An unseen infant is the driving force behind Jane Anderson’s sad, funny, touching and cruel saga of two couples who negotiate the ownership of the ultimate commodity — a life. Rep ensemble the American Renegade Theatre Co. has mounted a powerful production, thanks to a talented cast under the insightful guidance of director Jessica Kubzansky.
Kubzansky keeps precisely the right balance of intensity among the ensemble, while always highlighting the center of the action.
The two women, poverty-stricken but ever-pregnant Wanda (Tammy Kaitz) and wealthy but barren Rachel (Janet Wood), dominate the first act.
In Wanda’s pitiful Louisiana trailer park home during the last months of her pregnancy, the two women struggle to bridge their cultural differences to achieve their goal: Wanda, already the mother of four, cannot afford to keep another child, and Rachel must buy her way into motherhood.
Kaitz is a marvelously complex Wanda who, though intimidated by the wealthy Rachel and dominated by her own volatile husband, still exudes a deep-rooted sense of stability and integrity.
Wood’s Rachel is a perfect counterbalance.

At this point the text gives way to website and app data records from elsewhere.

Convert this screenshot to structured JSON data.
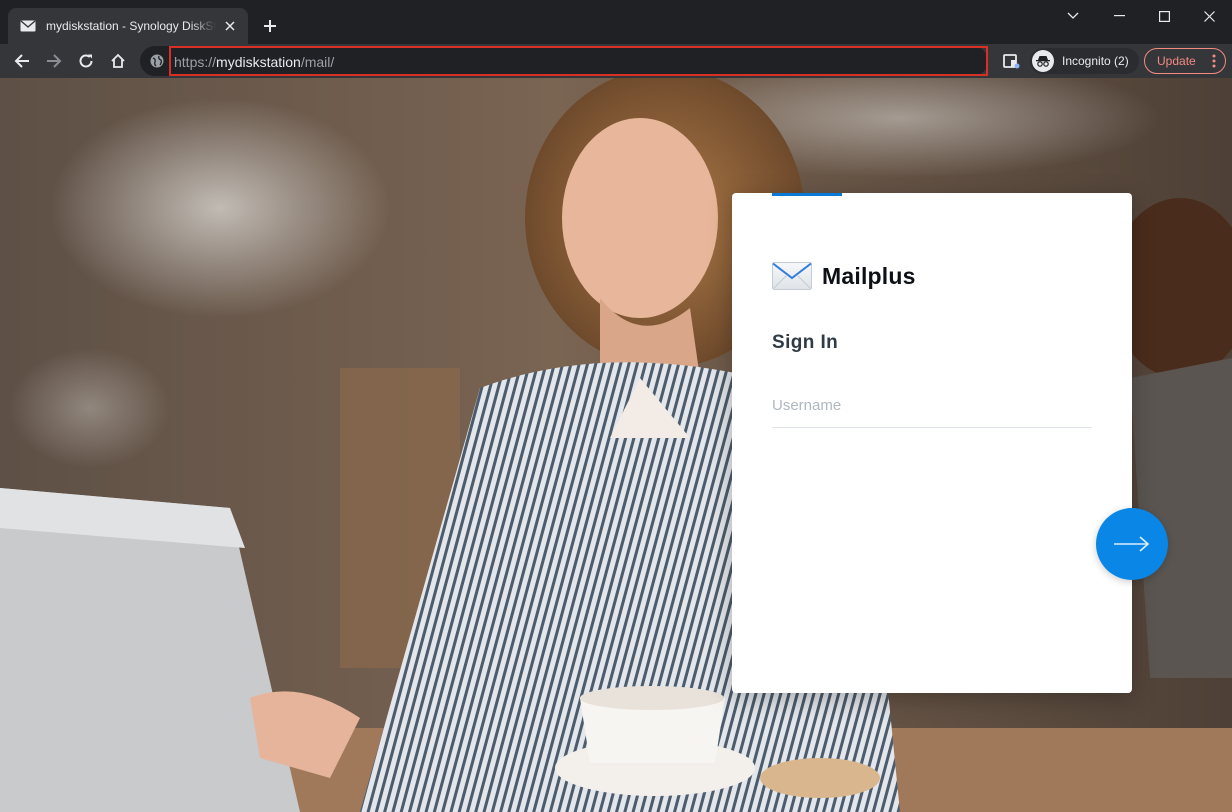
{
  "browser": {
    "tab": {
      "title": "mydiskstation - Synology DiskStation",
      "favicon": "mail-icon"
    },
    "address_bar": {
      "scheme": "https://",
      "host": "mydiskstation",
      "path": "/mail/"
    },
    "incognito_label": "Incognito (2)",
    "update_label": "Update",
    "colors": {
      "chrome_dark": "#202124",
      "chrome_toolbar": "#35363a",
      "highlight": "#d93025",
      "update": "#f28b82"
    }
  },
  "login": {
    "brand_name": "Mailplus",
    "title": "Sign In",
    "username_placeholder": "Username",
    "colors": {
      "accent": "#0a7ad8",
      "button": "#0a86e6"
    }
  }
}
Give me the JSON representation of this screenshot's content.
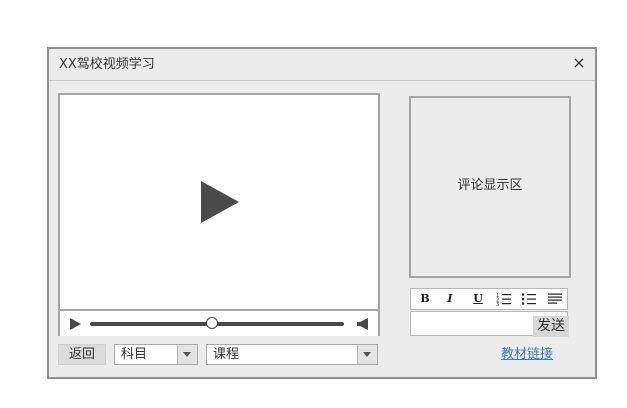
{
  "window": {
    "title": "XX驾校视频学习",
    "close_icon": "close-icon"
  },
  "player": {
    "big_play_icon": "play-icon",
    "small_play_icon": "play-icon",
    "volume_icon": "volume-icon",
    "progress_fraction": 0.48,
    "colors": {
      "controls": "#4a4a4a",
      "screen": "#ffffff"
    }
  },
  "navigation": {
    "back_label": "返回",
    "subject_select": {
      "value": "科目",
      "arrow_icon": "chevron-down-icon"
    },
    "course_select": {
      "value": "课程",
      "arrow_icon": "chevron-down-icon"
    }
  },
  "comments": {
    "placeholder": "评论显示区"
  },
  "editor": {
    "toolbar": {
      "bold": "B",
      "italic": "I",
      "underline": "U",
      "ordered_list_icon": "ordered-list-icon",
      "unordered_list_icon": "unordered-list-icon",
      "align_icon": "align-justify-icon"
    },
    "send_label": "发送"
  },
  "links": {
    "material_label": "教材链接",
    "link_color": "#3a7bc2"
  }
}
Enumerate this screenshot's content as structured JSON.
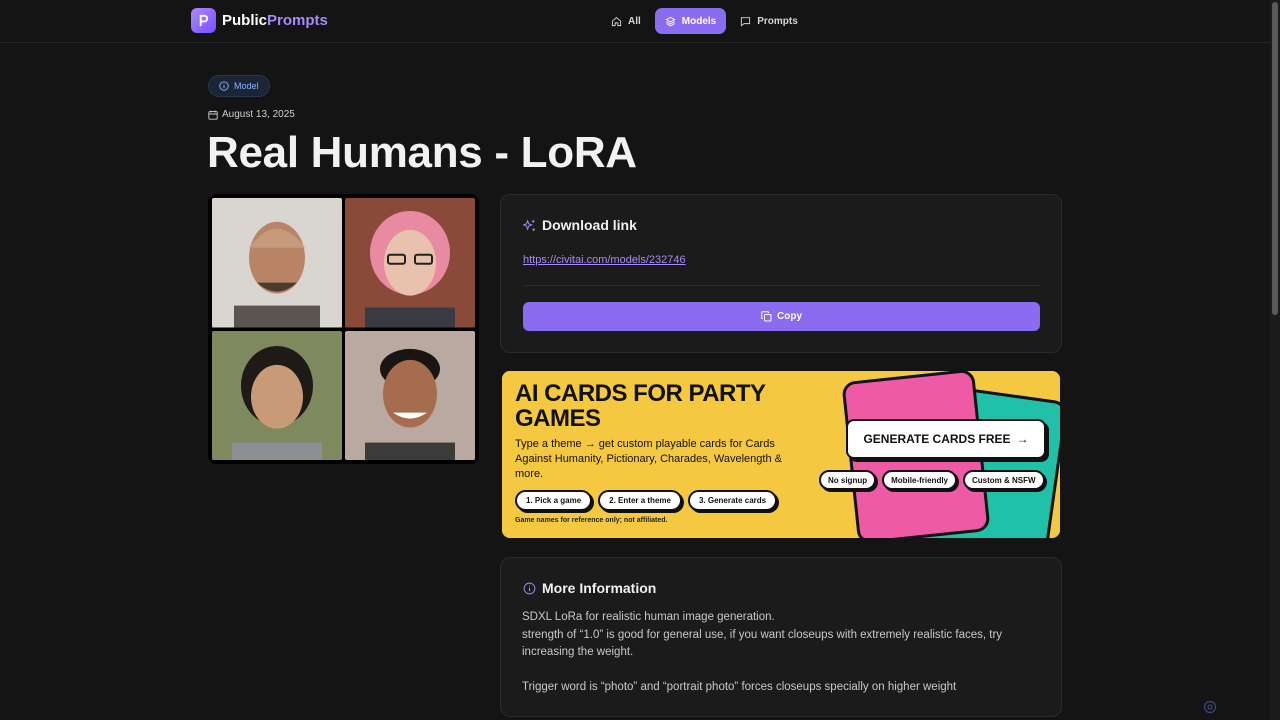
{
  "brand": {
    "name_part1": "Public",
    "name_part2": "Prompts"
  },
  "nav": {
    "items": [
      {
        "label": "All"
      },
      {
        "label": "Models"
      },
      {
        "label": "Prompts"
      }
    ]
  },
  "page": {
    "badge": "Model",
    "date": "August 13, 2025",
    "title": "Real Humans - LoRA"
  },
  "download": {
    "heading": "Download link",
    "url": "https://civitai.com/models/232746",
    "copy_label": "Copy"
  },
  "ad": {
    "title": "AI CARDS FOR PARTY GAMES",
    "description": "Type a theme → get custom playable cards for Cards Against Humanity, Pictionary, Charades, Wavelength & more.",
    "steps": [
      "1. Pick a game",
      "2. Enter a theme",
      "3. Generate cards"
    ],
    "note": "Game names for reference only; not affiliated.",
    "cta": "GENERATE CARDS FREE",
    "cta_arrow": "→",
    "tags": [
      "No signup",
      "Mobile-friendly",
      "Custom & NSFW"
    ]
  },
  "info": {
    "heading": "More Information",
    "lines": [
      "SDXL LoRa for realistic human image generation.",
      "strength of “1.0” is good for general use, if you want closeups with extremely realistic faces, try increasing the weight.",
      "",
      "Trigger word is “photo” and “portrait photo” forces closeups specially on higher weight"
    ]
  },
  "colors": {
    "accent": "#8b6cf0",
    "link": "#a78bfa",
    "ad_bg": "#f5c842",
    "badge_text": "#8fb4ff"
  }
}
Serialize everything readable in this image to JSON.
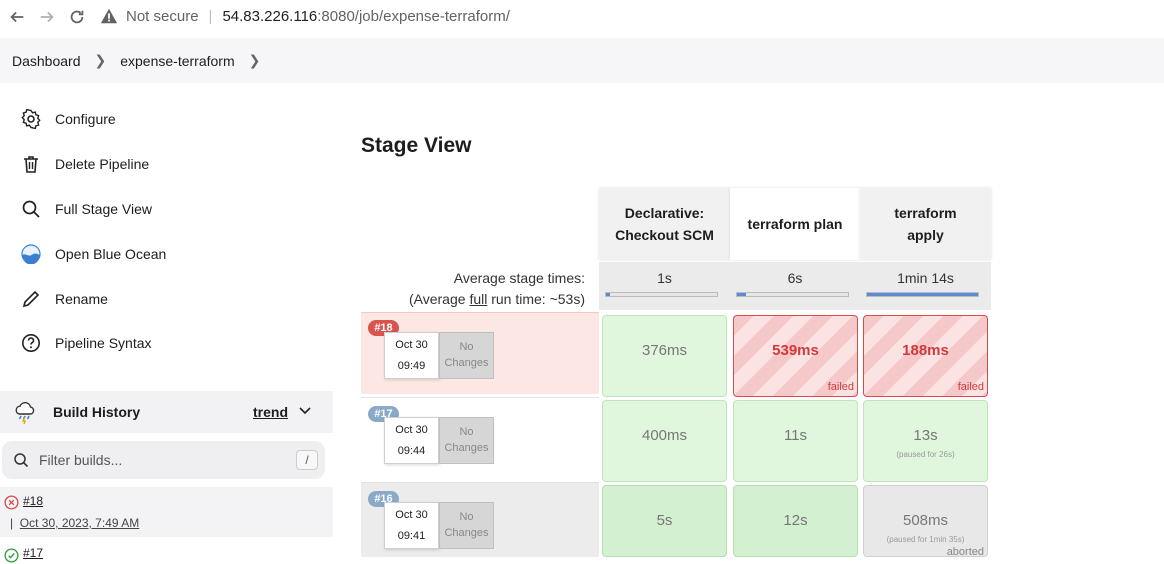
{
  "browser": {
    "security_label": "Not secure",
    "host": "54.83.226.116",
    "path": ":8080/job/expense-terraform/"
  },
  "breadcrumb": [
    "Dashboard",
    "expense-terraform"
  ],
  "sidebar": {
    "items": [
      {
        "label": "Configure",
        "icon": "gear-icon"
      },
      {
        "label": "Delete Pipeline",
        "icon": "trash-icon"
      },
      {
        "label": "Full Stage View",
        "icon": "search-icon"
      },
      {
        "label": "Open Blue Ocean",
        "icon": "blue-ocean-icon"
      },
      {
        "label": "Rename",
        "icon": "pencil-icon"
      },
      {
        "label": "Pipeline Syntax",
        "icon": "help-icon"
      }
    ],
    "build_history": {
      "title": "Build History",
      "trend": "trend",
      "filter_placeholder": "Filter builds...",
      "shortcut": "/",
      "builds": [
        {
          "number": "#18",
          "date": "Oct 30, 2023, 7:49 AM",
          "status": "failed"
        },
        {
          "number": "#17",
          "status": "success"
        }
      ]
    }
  },
  "main": {
    "title": "Stage View",
    "columns": [
      "Declarative: Checkout SCM",
      "terraform plan",
      "terraform apply"
    ],
    "avg_label_1": "Average stage times:",
    "avg_label_2_pre": "(Average ",
    "avg_label_2_link": "full",
    "avg_label_2_post": " run time: ~53s)",
    "avg_times": [
      "1s",
      "6s",
      "1min 14s"
    ],
    "avg_bar_fraction": [
      0.01,
      0.08,
      1.0
    ],
    "no_changes_1": "No",
    "no_changes_2": "Changes",
    "runs": [
      {
        "badge": "#18",
        "date": "Oct 30",
        "time": "09:49",
        "cells": [
          {
            "value": "376ms",
            "status": "success"
          },
          {
            "value": "539ms",
            "status": "failed",
            "tag": "failed"
          },
          {
            "value": "188ms",
            "status": "failed",
            "tag": "failed"
          }
        ]
      },
      {
        "badge": "#17",
        "date": "Oct 30",
        "time": "09:44",
        "cells": [
          {
            "value": "400ms",
            "status": "success"
          },
          {
            "value": "11s",
            "status": "success"
          },
          {
            "value": "13s",
            "status": "success",
            "note": "(paused for 26s)"
          }
        ]
      },
      {
        "badge": "#16",
        "date": "Oct 30",
        "time": "09:41",
        "cells": [
          {
            "value": "5s",
            "status": "success"
          },
          {
            "value": "12s",
            "status": "success"
          },
          {
            "value": "508ms",
            "status": "aborted",
            "note": "(paused for 1min 35s)",
            "tag": "aborted"
          }
        ]
      }
    ]
  },
  "colors": {
    "failed_red": "#d94a4a",
    "badge_fail": "#d9534f",
    "badge_ok": "#8aa8c8",
    "success_green": "#e0f7dd",
    "progress_blue": "#5b8bd8"
  }
}
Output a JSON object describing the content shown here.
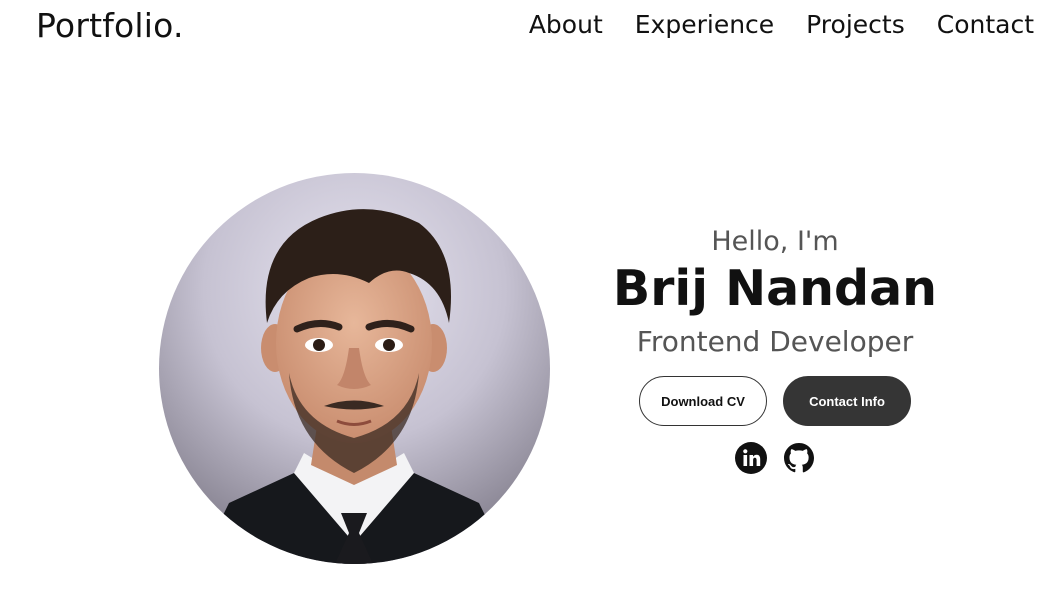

She wears Rachel’s new-age sophistication like fragile armor that eventually crumbles under the weight of events that befall her.
The second act, set in Wanda’s stark and antiseptic hospital room on the day of delivery, belongs to the men. Neither Wanda’s redneck husband Al (Paul Gunning) nor Rachel’s yuppie spouse Richard (Noel Webb) have any control over what should be the most important moment in a man’s life, so they rage at one another over contractual details. Refereeing is Richard’s baby-broker attorney Ron (Kevin James O’Neill).
Gunning’s Al is an intensely sexual, lowlife charmer with a laser-like concentration, whether he’s appreciating Rachel’s bosom or scrutinizing the fine points of a contract.
Webb is dead-on as the frustrated, middle-class parent-to-be who is driven to keep trying to negotiate for the perfect baby. O’Neill is properly congenial and bloodless as attorney Ron.
Webb performs double duty as composer and violinist. His recorded incidental music offers a haunting underscoring to the play.
High marks also go to the economic but effective set and lighting designs by Brandi Jones and Patrick Welborn, respectively.